■ What you are asked to do: Filter the material, keeping only lines with the word "content".

*** The data ***

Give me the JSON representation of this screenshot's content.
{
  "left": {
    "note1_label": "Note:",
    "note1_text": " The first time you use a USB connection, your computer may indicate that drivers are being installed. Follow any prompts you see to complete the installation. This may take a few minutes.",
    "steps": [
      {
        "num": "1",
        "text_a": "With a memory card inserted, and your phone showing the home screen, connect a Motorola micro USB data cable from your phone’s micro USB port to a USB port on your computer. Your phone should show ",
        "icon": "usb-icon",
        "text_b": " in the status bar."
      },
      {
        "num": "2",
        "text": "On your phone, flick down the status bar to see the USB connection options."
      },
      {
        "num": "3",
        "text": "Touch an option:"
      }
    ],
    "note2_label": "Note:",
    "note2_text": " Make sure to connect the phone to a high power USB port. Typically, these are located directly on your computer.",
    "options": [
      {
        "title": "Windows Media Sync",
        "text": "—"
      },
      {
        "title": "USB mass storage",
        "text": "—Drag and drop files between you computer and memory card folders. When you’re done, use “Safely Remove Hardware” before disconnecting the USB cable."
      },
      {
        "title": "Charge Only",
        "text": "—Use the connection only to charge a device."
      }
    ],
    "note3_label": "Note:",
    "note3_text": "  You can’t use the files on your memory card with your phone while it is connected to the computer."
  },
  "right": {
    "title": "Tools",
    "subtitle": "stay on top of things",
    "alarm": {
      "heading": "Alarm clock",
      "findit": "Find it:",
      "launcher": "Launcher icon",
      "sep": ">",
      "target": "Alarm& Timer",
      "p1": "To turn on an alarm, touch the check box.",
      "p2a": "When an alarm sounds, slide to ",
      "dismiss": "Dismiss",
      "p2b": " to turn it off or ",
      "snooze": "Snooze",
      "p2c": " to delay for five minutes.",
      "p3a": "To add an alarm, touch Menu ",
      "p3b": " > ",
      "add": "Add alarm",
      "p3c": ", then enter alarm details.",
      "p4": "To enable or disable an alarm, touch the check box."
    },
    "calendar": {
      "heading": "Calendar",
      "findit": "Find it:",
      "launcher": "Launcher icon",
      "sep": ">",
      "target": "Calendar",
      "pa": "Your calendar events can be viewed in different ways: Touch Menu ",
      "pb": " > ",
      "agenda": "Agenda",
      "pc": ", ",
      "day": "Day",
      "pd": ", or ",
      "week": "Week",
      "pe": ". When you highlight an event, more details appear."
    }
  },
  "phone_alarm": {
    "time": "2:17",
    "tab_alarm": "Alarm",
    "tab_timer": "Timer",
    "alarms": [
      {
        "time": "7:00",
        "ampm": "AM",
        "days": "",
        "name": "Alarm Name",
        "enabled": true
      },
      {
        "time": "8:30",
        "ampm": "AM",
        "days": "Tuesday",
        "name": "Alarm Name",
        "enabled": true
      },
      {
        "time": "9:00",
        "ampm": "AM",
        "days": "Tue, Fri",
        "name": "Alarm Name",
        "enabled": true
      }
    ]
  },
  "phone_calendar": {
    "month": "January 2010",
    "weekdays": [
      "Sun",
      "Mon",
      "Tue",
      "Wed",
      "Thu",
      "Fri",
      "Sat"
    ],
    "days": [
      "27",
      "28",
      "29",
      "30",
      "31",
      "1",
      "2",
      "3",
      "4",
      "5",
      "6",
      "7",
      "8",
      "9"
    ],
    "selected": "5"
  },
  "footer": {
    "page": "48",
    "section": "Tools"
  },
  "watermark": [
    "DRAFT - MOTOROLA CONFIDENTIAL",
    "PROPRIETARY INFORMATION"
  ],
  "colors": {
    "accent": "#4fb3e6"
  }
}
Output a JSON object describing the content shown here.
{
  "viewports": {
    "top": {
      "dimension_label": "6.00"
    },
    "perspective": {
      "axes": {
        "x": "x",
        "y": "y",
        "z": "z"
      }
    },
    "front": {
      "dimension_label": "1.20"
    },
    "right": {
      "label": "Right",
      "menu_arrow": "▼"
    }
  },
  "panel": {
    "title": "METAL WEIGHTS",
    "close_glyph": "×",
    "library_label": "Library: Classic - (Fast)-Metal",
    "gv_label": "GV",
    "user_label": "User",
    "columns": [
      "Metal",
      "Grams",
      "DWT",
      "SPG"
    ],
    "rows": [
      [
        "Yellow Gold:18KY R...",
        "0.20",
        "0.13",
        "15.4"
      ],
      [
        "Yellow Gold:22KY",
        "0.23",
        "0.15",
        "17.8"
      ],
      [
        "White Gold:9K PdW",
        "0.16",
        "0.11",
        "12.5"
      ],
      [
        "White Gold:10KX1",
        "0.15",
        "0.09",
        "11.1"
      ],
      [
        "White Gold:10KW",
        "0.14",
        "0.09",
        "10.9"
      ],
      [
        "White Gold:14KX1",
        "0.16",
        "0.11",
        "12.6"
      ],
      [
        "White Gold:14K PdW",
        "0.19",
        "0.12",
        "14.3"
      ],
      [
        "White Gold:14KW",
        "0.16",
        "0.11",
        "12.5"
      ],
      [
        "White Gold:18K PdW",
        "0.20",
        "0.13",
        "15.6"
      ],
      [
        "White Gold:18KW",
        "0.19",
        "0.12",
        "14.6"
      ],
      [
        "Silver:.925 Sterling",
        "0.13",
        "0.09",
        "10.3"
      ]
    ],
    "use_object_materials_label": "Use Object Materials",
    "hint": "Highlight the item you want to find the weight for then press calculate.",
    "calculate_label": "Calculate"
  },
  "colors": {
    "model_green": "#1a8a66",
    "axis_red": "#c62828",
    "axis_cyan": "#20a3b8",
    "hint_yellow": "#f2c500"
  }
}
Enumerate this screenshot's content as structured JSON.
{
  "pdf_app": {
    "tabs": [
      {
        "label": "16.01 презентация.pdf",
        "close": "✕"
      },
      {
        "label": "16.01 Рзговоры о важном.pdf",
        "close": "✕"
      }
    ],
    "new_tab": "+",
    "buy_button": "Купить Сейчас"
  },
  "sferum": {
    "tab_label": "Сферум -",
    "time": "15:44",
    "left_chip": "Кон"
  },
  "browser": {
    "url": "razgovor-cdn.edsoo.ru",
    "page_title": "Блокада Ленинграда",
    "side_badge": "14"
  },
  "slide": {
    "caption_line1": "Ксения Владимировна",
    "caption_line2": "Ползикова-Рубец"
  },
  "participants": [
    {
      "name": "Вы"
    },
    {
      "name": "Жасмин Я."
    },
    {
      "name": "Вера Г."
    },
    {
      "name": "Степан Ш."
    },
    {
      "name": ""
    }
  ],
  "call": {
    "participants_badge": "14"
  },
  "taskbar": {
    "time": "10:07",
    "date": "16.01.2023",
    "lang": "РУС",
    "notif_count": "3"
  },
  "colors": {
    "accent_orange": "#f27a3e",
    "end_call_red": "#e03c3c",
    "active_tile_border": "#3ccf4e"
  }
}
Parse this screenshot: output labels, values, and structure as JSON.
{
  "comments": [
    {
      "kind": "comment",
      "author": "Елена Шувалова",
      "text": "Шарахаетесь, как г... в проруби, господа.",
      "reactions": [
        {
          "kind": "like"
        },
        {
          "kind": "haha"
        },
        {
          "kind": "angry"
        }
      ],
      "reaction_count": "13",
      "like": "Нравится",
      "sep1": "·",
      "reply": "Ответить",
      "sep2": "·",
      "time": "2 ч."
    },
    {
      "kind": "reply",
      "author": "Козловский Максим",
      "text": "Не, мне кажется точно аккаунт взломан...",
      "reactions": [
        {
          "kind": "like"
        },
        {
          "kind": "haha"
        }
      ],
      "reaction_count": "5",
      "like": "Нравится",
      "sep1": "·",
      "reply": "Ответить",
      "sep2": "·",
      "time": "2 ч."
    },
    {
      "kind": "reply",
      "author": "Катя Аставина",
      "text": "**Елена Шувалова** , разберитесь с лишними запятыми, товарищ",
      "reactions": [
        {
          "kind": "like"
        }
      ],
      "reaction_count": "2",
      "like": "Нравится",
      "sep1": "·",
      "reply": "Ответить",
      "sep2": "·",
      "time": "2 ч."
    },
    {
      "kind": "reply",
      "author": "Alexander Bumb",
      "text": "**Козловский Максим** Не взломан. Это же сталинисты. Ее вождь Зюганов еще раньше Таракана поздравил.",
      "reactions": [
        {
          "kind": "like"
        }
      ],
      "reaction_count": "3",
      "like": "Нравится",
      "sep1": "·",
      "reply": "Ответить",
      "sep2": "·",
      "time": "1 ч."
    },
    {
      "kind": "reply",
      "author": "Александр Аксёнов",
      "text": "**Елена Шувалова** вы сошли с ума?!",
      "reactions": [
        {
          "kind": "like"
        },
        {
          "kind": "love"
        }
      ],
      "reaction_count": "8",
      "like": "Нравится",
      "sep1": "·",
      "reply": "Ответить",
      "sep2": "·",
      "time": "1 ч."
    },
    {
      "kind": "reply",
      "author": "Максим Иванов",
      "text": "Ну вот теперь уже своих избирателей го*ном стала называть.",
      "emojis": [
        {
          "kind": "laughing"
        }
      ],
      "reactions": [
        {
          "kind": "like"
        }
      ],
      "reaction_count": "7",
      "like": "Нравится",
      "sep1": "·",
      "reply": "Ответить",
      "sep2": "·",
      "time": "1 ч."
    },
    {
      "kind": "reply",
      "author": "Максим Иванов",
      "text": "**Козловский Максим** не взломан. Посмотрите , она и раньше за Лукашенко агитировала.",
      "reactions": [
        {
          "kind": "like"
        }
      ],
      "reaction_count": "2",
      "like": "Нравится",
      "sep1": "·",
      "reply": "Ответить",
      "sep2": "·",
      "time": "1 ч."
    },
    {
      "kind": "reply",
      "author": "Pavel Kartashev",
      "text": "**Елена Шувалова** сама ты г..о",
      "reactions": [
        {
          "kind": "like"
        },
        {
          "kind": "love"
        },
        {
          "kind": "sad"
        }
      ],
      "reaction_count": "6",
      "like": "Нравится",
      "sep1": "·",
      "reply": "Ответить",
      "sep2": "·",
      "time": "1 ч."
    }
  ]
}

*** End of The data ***

■ Answer for this exercise:
Give me the JSON representation of this screenshot's content.
Output a JSON object describing the content shown here.
Enumerate this screenshot's content as structured JSON.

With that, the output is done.